9. Advertising messages are consistent with and reinforce the objectives of the education and nutrition environment goals of the school.
10. Advertising of foods or beverages in the areas accessible to students during meal times must be consistent with established nutrition environment standards.
Snacks and Sweets: (per serving)
In all Dudley-Charlton Regional schools or on school grounds, only foods that meet the following guidelines shall be sold. The National School Breakfast and Lunch Program shall meet the program requirements and nutritional standards set forth under the 7CFR Part 210 and Part 220.
1. Total Fat: No more than 30 percent of total calories from fat or 7 grams maximum per serving (with the exception of nuts and seeds);
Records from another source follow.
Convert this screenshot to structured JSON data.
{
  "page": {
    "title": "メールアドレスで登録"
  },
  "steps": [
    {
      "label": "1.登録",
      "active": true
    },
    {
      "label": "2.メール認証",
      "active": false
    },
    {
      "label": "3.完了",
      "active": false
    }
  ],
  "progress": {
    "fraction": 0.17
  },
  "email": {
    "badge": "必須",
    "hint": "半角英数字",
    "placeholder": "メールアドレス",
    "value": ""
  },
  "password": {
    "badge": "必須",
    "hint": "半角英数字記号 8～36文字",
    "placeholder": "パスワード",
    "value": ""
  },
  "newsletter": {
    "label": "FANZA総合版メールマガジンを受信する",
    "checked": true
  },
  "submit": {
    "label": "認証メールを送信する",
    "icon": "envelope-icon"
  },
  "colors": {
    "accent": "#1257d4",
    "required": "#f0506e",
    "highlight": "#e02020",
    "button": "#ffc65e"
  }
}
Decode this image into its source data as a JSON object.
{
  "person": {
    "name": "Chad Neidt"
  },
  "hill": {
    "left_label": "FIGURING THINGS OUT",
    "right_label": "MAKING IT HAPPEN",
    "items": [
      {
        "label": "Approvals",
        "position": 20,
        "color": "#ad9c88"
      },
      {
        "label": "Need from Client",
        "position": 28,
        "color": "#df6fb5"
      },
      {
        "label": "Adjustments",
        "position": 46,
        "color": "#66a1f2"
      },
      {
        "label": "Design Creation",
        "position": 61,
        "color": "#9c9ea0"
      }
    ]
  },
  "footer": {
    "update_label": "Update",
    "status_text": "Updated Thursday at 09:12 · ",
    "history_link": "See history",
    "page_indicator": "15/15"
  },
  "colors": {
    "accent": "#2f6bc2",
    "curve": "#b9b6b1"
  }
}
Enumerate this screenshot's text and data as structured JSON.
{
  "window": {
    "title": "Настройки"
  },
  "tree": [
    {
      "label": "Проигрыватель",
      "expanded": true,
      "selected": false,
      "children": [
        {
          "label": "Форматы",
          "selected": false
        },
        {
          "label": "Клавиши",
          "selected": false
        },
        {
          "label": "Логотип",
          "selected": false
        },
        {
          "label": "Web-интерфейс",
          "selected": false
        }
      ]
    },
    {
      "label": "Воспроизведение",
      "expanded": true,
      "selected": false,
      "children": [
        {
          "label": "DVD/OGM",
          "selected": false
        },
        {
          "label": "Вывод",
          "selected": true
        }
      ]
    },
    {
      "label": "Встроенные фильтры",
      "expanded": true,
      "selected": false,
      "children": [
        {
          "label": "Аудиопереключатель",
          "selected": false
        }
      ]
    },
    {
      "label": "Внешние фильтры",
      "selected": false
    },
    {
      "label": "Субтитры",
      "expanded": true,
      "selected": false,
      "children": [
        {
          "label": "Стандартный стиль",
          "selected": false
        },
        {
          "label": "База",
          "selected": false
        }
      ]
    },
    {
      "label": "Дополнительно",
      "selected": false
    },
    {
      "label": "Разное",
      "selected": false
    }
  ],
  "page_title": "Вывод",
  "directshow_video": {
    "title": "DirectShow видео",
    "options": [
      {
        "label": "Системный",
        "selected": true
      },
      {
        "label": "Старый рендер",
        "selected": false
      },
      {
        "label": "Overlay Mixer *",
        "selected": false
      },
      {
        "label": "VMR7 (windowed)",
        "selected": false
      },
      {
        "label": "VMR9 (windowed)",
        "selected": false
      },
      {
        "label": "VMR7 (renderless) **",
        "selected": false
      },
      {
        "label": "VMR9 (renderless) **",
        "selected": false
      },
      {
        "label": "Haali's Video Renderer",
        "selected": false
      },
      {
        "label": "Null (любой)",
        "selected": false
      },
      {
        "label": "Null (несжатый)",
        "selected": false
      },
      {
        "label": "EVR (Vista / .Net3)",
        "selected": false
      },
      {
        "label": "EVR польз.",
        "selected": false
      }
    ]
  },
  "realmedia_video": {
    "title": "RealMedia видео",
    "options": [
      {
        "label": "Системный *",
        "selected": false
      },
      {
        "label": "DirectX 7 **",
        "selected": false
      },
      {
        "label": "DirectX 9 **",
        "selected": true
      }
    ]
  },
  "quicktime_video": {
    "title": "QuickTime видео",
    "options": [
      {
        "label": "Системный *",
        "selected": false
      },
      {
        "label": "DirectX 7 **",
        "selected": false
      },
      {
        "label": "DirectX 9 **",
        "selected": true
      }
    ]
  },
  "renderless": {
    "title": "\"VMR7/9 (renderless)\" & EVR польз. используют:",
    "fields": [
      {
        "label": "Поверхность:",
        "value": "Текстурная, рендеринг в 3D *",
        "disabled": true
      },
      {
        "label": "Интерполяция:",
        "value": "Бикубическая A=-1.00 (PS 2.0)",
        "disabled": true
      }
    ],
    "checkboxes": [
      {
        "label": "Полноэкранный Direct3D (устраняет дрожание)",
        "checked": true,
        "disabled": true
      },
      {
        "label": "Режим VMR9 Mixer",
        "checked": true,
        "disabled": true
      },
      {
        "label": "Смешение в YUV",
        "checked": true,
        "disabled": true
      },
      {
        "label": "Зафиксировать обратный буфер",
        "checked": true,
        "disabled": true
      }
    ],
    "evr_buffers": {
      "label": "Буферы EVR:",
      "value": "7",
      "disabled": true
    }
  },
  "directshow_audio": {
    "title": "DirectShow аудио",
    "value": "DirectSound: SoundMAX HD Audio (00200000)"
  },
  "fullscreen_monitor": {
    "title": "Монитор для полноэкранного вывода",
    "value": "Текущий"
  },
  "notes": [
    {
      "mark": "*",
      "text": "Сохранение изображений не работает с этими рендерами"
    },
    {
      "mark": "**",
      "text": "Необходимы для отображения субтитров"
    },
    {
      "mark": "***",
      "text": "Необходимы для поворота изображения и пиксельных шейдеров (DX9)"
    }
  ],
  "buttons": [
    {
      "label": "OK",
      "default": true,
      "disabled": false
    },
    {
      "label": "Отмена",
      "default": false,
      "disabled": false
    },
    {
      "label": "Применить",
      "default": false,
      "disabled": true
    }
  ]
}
2. Saturated and Trans Fat: 10 percent or less of its total calories from saturated plus trans fat (or 2 grams maximum);
3. Each package of grains, fruits or vegetables with not more than 30 grams of total carbohydrates (including natural and added sugar); each package of dairy with not more than 4 grams per ounce of total carbohydrate (including added sugar and natural milk sugar).
4. Limited to the following maximum portion sizes:
5. At least 50% of a la carte items offered must provide high nutritional value as defined by the USDA school guidelines.
6. The sale of all foods on school grounds, including, but not limited to school stores, a-la carte lines in cafeterias, vending machines, concession stands and fundraisers shall be approved for compliance with the nutrition standards as established by the Department of Education.
7. Elementary, middle and high schools may permit the sale of food items that do not comply with the above standards as part of a school fundraising event if the sale of those items by pupils of the school takes place off school premises; or the sale of those items by pupils of the school takes place after the end of the school day.
1. A cafeteria environment that provides students with a clean, enjoyable climate shall be maintained
2. The District will provide cafeterias with adequate space to eat and clean, pleasant surroundings. There will be adequate time to eat meals.
3. Convenient access to hand washing or hand sanitizing facilities before meals.
1. Physical activity and physical education opportunities, aligned with the Massachusetts Physical Education Curriculum Frameworks. Physical education classes shall be sequential, building from year to year, and content will include movement, personal fitness, and personal and social responsibility. Students should be able to demonstrate competency through application of knowledge, skill, and practice.
3. Physical activity will be integrated across core curricula and health education classes throughout the school day.
4. Adequate equipment is available for all students to participate in physical education. Physical activity facilities on school grounds will be safe.
5. Elementary schools (K-4) will schedule a daily recess period on full days of school.
Other School-Based Activities
Polices established under this category create a school environment that provides consistent wellness messages and is conducive to healthy eating and being physically active.
1. After school programs will encourage physical activity and healthy habit formation.
Legal Refs: The Child Nutrition and WIC Reauthorization Act of 2004, Section 204, P.L. 108-265
The Richard B. Russell National School Lunch Act of 1966, 42 U.S.C. §§1771-1789
Framingham State College, School of Nutrition, Stalker Institute, The A-List, “Acceptable” Vending Items Listed by Product and Manufacturer
First Reading:June 28, 2006
and Adoption:July 11, 2006
First Reading:October 11, 2006
Second Reading: October 25, 2006